Financial services typically include savings, credit, grants, insurance and money transfers. Access to financial services can assist generally with life management, as well as starting and developing businesses. People with disabilities have the same needs for financial services as people without disabilities, but are often excluded from these initiatives.
Inclusive financial services enable people with disabilities to identify and participate in financial service programmes. The three main types of financial services in inclusive development initiatives include microcredit, microfinance, and savings and credit self-help groups. Through these initiatives, people with disabilities are empowered financially, which often results in enhanced self-confidence and self-esteem. Inclusive financial services are supported by article 27 of the Convention on the Rights of People with Disabilities.
This keylist features resources that support inclusive financial services for people with disabilities. We welcome your feedback: please send comments or suggested additions to email@example.com.
Books, reports, etc
This facilitator’s workshop guide is addressed to microfinance institutions and Disabled People´s Organizations to assist in the provision of access to microfinance services for persons with disabilities. This training tool is useful for operational managers, decision-makers, community leaders and NGO managers to build the capacity of participants during workshops to provide access to microfinance services for persons with disabilities
The glossary provides the English and French equivalents for more than 1,500 terms related to microfinance, with some definitions in French . The main areas covered are technical accounting / management, finance and audit terms tailored to microfinance institutions, as well as the impact of microfinance services. It would be useful for microfinance practitioners
This note presents general microfinance information and explores issues surrounding the debate about whether or not microfinance actually reaches the poorest at the bottom of the socioeconomic scale. Links between safety net programmes and microfinance programmes are highlighted through case studies. This note is useful for people interested in microfinance issues in developing countries
This factsheet describes eleven key principles of micro finance. It is a user-friendly document that would be helpful for people interested in general information about micro finance
This chapter looks at the Income Generation for Vulnerable Group Development (IGVGD) programme, initiated by BRAC, a large microfinance NGO. The programme aims to target poverty alleviation through strategic linkages between grant-based and market-based microfinance programmes. The IGVD programme is described and planning, management and issues of scaling up are discussed. Tables and graphs are provided to enhance understanding. This document is useful for people interested in microfinance programmes
This paper aims to close the gap in knowledge and culture between the disability and the micro finance communities. Resource-based theory is applied to analyse when microcredit for disabled persons is an appropriate tool and when it is not. General recommendations are provided for the inclusion of disabled entrepreneurs, as well as lists of recommendations that are both easy to understand and to apply for micro fiance institutions, disabled people's organisations and donors. This paper is useful for academics, professionals and organisations interested in micro finance for people with disabilities in developing countries
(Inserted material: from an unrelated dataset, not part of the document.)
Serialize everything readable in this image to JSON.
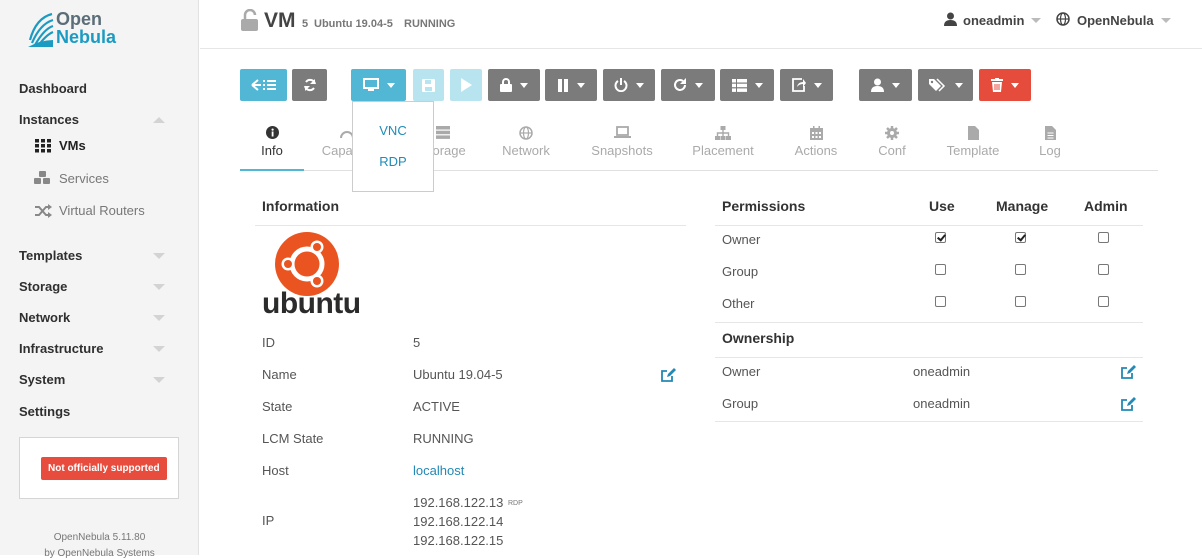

This note provides information about microfinance and examines when it is most effective, compared to other complementary and alternative interventions. Specifically, microcredit is discussed as an intervention to generate income, employment and alleviate poverty. This note would be useful for people interested in microfinance
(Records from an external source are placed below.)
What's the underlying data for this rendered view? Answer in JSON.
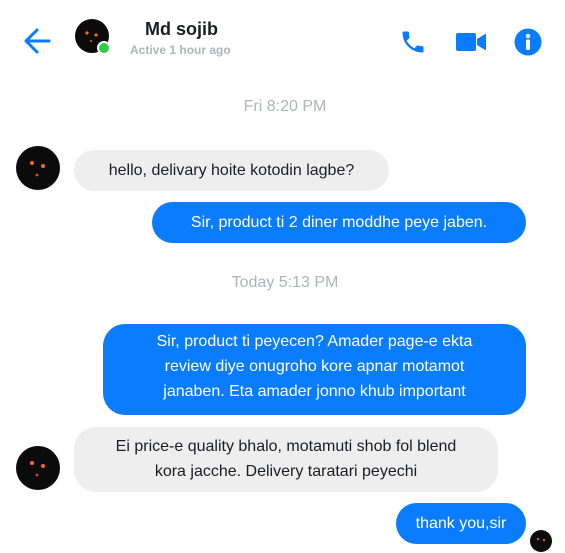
{
  "header": {
    "contact_name": "Md sojib",
    "status": "Active 1 hour ago",
    "icons": [
      "back-arrow-icon",
      "phone-icon",
      "video-camera-icon",
      "info-icon"
    ]
  },
  "colors": {
    "accent": "#0a7cff",
    "incoming_bubble": "#eeeeee",
    "online": "#31cc46"
  },
  "conversation": {
    "timestamps": [
      "Fri 8:20 PM",
      "Today 5:13 PM"
    ],
    "messages": [
      {
        "from": "contact",
        "text": "hello, delivary hoite kotodin lagbe?"
      },
      {
        "from": "me",
        "text": "Sir, product ti 2 diner moddhe peye jaben."
      },
      {
        "from": "me",
        "lines": [
          "Sir, product ti peyecen? Amader page-e ekta",
          "review diye onugroho kore apnar motamot",
          "janaben. Eta amader jonno khub important"
        ]
      },
      {
        "from": "contact",
        "lines": [
          "Ei price-e quality bhalo, motamuti shob fol blend",
          "kora jacche. Delivery taratari peyechi"
        ]
      },
      {
        "from": "me",
        "text": "thank you,sir"
      }
    ]
  }
}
This guide presents practical information about the role of microfinance in funding women's livelihood activities, as well as the benefit to family units. The guide is organised into six topic-related parts, highlighting case studies and key points. It would be useful for donors and practitioners who are interested in microfinance programmes for women
This article reports from a pilot project in Uganda where the aim is to enable persons with disabilities to have access to mainstream microfinance services. Several lessons have already been learned: 1) entrepreneurs with disabilities are an untapped market opportunity for Micro Finance Institutions (MFIs); 2) to influence MFIs it is important to understand their business model and team up with key actors from the industry; 3) persons with disabilities are often misinformed about MFIs' terms and services and don't know how to tap these opportunities. Gradually a change in attitudes in MFIs and Disabled Peoples Organizations (DPOs) is observed. All MFIs participating in the project now report an increase in the number of clients with disabilities served. This is happening without the use of any economic incentives.
"This study examines projects that support access to financial services for disabled people, highlighting good practices that guarantee efficiency and sustainability of initiatives with a particular focus on the use of microcredit. The study is based on the findings of: a global survey and interviews with disabled people's organizations and microfinance providers; a literature review; field studies in seven countries; and the outcome of two regional workshops (in Kenya and Bangladesh) and a practitioner workshop in Geneva. It is estimated that 10 to 12 per cent of the world's population has some kind of impairment and of those around 82 per cent live below the poverty line. Most people with impairments who work are self-employed. However, access to financial services for disabled people remains sporadic. The central part of the study explores the potential for successful, responsible, and complementary partnership development between microfinance actors and disabled people's organizations. Our findings demonstrate that if disabled people are given the opportunity to access financial services, many are capable of successfully managing loans and businesses - thereby becoming agents of their own development"
Enterprise Development and Microfinance Vol. 23 No. 1